Who do you consider to be the most influential writer of your generation?

Well, Ray Bradbury of course.

I once told Ray that he had probably influenced more writers of his generation and subsequent generations than any other writer of the 20th century – maybe rivaled only by Ernest Hemmingway.

What do you feel is your greatest accomplishment as a writer so far?

Logan’s Run is my calling card and my greatest commercial accomplishment. Personally, I feel that my greatest artistic accomplishment is spread out over my 200 short stories.

Name some of your favorite horror books.

Bradbury’s Dark Carnival, Golding’s Lord of the Flies, and, most certainly, Thomas Harris’s Silence of the Lambs.
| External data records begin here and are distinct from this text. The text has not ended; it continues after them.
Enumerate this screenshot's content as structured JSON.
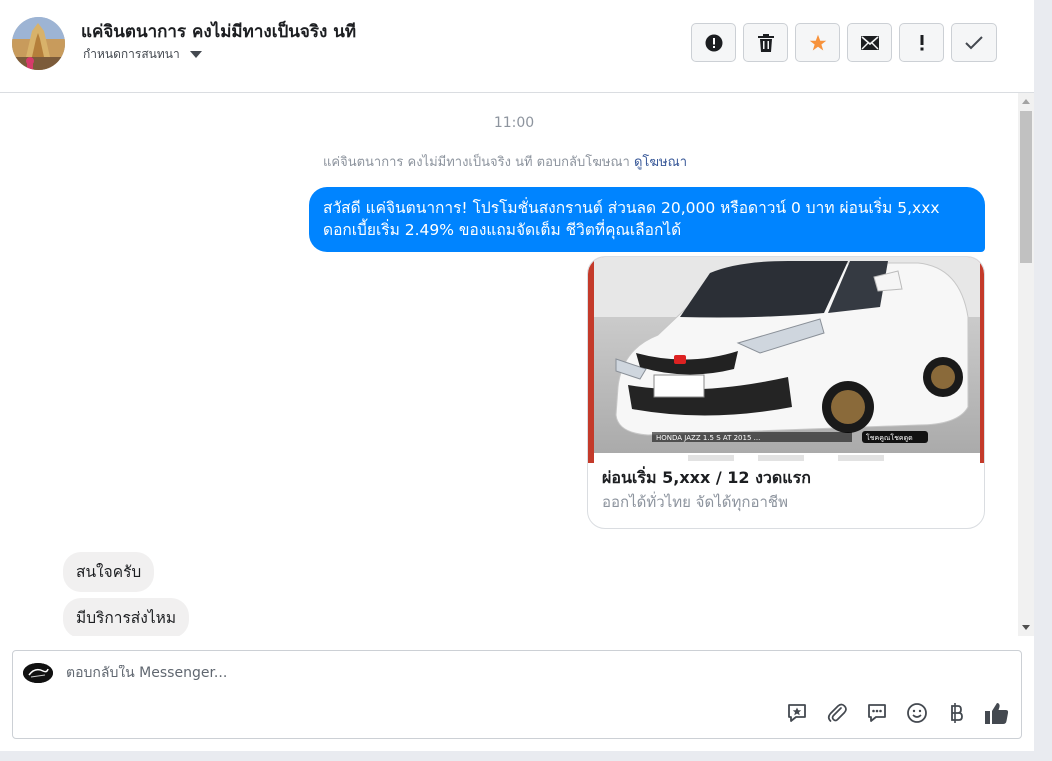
{
  "header": {
    "contact_name": "แค่จินตนาการ คงไม่มีทางเป็นจริง นที",
    "assign_label": "กำหนดการสนทนา",
    "actions": [
      "spam",
      "delete",
      "star",
      "mark-unread",
      "important",
      "done"
    ]
  },
  "conversation": {
    "time": "11:00",
    "ad_reply_text": "แค่จินตนาการ คงไม่มีทางเป็นจริง นที ตอบกลับโฆษณา",
    "ad_reply_link": "ดูโฆษณา",
    "outgoing_message": "สวัสดี แค่จินตนาการ! โปรโมชั่นสงกรานต์ ส่วนลด 20,000 หรือดาวน์ 0 บาท ผ่อนเริ่ม 5,xxx ดอกเบี้ยเริ่ม 2.49% ของแถมจัดเต็ม ชีวิตที่คุณเลือกได้",
    "ad_card": {
      "image_caption": "HONDA JAZZ 1.5 S AT 2015 ...",
      "image_tag": "โชคคูณโชคดูด",
      "title": "ผ่อนเริ่ม 5,xxx / 12 งวดแรก",
      "subtitle": "ออกได้ทั่วไทย จัดได้ทุกอาชีพ"
    },
    "incoming_messages": [
      "สนใจครับ",
      "มีบริการส่งไหม"
    ]
  },
  "composer": {
    "placeholder": "ตอบกลับใน Messenger...",
    "value": "",
    "tools": [
      "saved-reply-icon",
      "attachment-icon",
      "quick-reply-icon",
      "emoji-icon",
      "baht-icon",
      "thumbs-up-icon"
    ]
  },
  "colors": {
    "accent": "#0084ff",
    "star": "#f7923b",
    "incoming_bubble": "#f1f0f0"
  }
}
Name some of your favorite horror films.

In know I’m old-fashioned, but I really love the classics: the original Frankenstein with Karloff as the monster, and Dracula with Lugosi as the dark count.

Later films that really impressed me, include Alien and David Cronenberg’s The Fly. Truly horrific.

Why do you think horror movies and books remain popular?

People love to be scared. They want to sit in a theater or on their couch, safe from vampires, werewolves, zombies and ghouls, while still enjoying the thrills.

What are your thoughts regarding the rise of electronic publishing?

Honestly, I love the feel of a real book. I love to hold it, the way it smells, and to be able to sit and enjoy it anywhere I want without having to worry about a battery. However, I realize that my opinion is becoming ever less popular, and I do welcome the new opportunities for readership that the electronic frontier provides.

Do you think the growing trend of self-publishing is a good or bad thing?

It’s both. Good because it gets a lot more out there for people to read, bad because many of them are subpar, poorly written, and don’t really deserve publication in any form.

What are your latest projects?

I’m working on several short stories. I also have a new Logan novel in the works with Jason V Brock. Also, Jason and I plan to edit several new anthologies together.

What advice can you give to new writers seeking publication?

My advice is this: put your butt in the chair, lower your hands over the keys, and type, type, type! If you keep writing, you will gain the experience needed to make quality. Or at least, eventually, you’ll write something half-decent.

And you must read widely: Cheever, Capote, Bester, Hemmingway, Faulkner, Fitzgerald, Thurber, Hammet, Chandler, and S. J. Perlman, for a start. Aspiring writers should read outside their comfort zone, not just the leaders of their field, but everything of quality. Never limit yourself to one genre.

Please in your own words write a paragraph about yourself & your work.

Although I am best known for coauthoring the novel Logan's Run, with George Clayton Johnson, I have written literally hundreds of pieces, from poetry to nonfiction, to prose, for many publications, such as Sports Illustrated, Rogue, Playboy, Dark Discoveries, Nameless[disambiguation needed], and others. I had a long career in the movie industry, primarily working for Dan Curtis, and co-wrote the screenplay for the 1976 horror film Burnt Offerings which starred Karen Black and Bette Davis.

I have been a prolific editor of collections (by others), and anthologies, most recently co-editing two anthologies with my friend, filmmaker, and writer Jason V Brock: "The Bleeding Edge" (2009), with stories from fellow writers Ray Bradbury, Richard Matheson, George Clayton Johnson, John Shirley, Dan O'Bannon, and several others, and "The Devil's Coattails" (2012), which featured Ramsey Campbell, S. T. Joshi, Richard Selzer, Earl Hamner, Jr., and so on. I also teamed up with Bluewater Productions for a comic book series, "Logan's Run: Last Day", released in 2010, and comics based on two other properties: "Tales from William F. Nolan's Dark Universe" (featuring stories adapted by me and Brock), and "Sam Space" (both out in 2013).

I twice won the Edgar Allan Poe Award from the Mystery Writers of America. I was voted a Living Legend in Dark Fantasy by the International Horror Guild in 2002, and in 2006 I was bestowed the honorary title of Author Emeritus by the Science Fiction and Fantasy Writers of America. In 2010, I received the Lifetime Achievement Bram Stoker Award from the Horror Writers Association (HWA). In 2013 I was a recipient, along with Brian W. Aldiss, of the World Fantasy Convention Award in Brighton, England.